> Exercise
When a line in the data below includes "user", count it; then give only the total.

Website and app data records
++++++++++
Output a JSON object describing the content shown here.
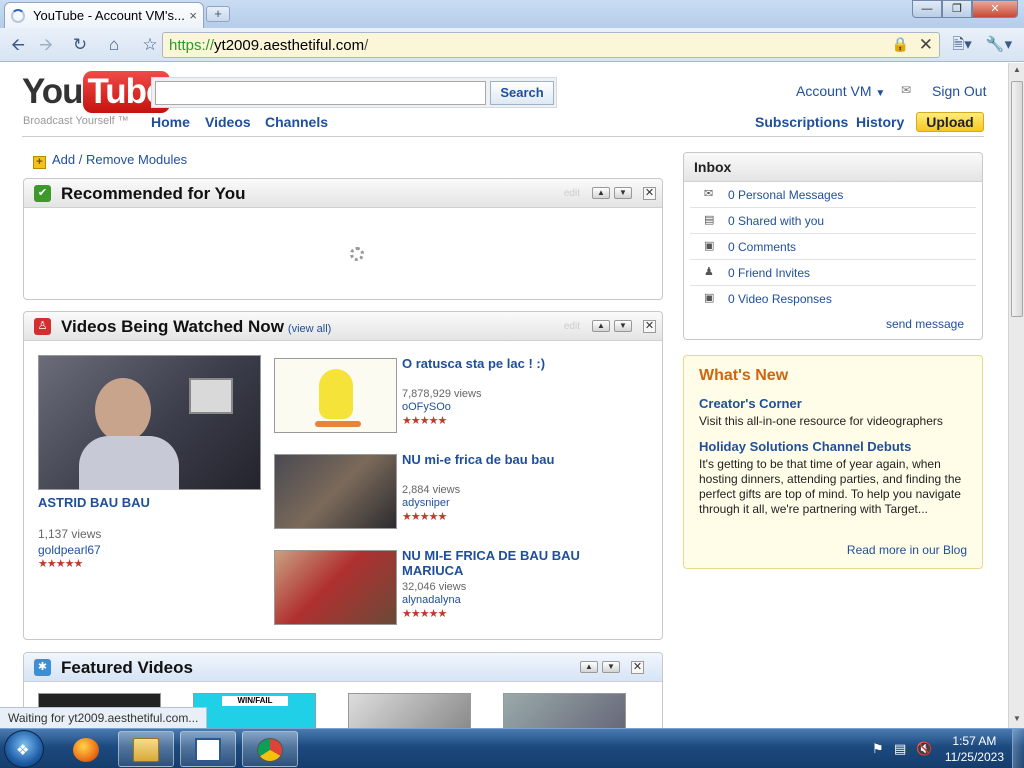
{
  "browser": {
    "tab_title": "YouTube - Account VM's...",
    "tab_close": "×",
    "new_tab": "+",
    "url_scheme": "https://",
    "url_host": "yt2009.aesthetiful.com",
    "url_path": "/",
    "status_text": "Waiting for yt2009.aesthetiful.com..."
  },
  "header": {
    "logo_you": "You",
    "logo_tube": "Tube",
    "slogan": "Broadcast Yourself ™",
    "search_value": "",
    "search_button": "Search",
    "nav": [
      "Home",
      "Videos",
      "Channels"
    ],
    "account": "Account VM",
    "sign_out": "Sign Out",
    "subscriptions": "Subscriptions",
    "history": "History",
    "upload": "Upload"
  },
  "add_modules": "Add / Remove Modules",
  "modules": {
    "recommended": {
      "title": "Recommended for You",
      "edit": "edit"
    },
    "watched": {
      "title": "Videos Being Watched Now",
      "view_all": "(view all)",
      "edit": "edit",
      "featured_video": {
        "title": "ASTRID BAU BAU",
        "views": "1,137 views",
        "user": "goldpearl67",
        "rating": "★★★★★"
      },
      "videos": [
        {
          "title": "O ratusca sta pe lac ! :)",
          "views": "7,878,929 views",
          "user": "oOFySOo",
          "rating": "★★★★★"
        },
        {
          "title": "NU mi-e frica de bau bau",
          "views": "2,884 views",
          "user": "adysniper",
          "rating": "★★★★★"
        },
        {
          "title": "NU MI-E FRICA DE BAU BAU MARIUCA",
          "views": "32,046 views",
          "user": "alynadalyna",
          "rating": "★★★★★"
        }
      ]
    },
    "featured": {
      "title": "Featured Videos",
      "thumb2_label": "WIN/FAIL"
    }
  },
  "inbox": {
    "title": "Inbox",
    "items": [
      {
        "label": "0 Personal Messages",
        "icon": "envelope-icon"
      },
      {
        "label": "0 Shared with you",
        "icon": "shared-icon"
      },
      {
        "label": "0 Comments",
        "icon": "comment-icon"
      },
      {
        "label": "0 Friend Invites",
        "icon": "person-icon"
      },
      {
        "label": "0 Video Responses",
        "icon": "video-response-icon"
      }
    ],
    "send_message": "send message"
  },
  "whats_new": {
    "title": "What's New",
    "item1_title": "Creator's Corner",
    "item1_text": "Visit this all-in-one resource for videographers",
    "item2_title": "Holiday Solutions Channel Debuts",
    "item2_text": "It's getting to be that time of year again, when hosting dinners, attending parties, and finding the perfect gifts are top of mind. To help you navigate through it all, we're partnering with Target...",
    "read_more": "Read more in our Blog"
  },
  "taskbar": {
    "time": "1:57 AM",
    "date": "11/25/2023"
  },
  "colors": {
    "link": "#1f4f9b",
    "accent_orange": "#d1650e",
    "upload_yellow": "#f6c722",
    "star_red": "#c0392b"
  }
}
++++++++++
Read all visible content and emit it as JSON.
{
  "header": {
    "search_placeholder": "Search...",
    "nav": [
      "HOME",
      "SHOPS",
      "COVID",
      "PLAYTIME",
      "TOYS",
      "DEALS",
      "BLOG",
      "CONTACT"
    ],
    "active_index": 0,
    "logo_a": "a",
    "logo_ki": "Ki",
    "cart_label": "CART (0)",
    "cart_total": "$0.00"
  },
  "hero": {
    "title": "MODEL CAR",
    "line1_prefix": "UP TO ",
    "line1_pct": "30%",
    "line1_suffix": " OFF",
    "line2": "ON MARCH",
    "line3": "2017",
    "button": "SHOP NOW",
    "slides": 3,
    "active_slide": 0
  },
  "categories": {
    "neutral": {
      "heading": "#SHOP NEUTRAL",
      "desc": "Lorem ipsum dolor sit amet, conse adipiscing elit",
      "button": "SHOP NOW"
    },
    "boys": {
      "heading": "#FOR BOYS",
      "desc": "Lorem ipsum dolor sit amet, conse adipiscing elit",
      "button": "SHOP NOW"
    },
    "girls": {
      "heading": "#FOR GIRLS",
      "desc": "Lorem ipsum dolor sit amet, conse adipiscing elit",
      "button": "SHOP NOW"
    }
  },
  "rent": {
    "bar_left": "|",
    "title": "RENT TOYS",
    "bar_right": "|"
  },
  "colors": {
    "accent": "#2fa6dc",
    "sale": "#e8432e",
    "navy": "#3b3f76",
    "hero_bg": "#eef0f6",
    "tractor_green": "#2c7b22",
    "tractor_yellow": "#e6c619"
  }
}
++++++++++
> Solution to this problem
4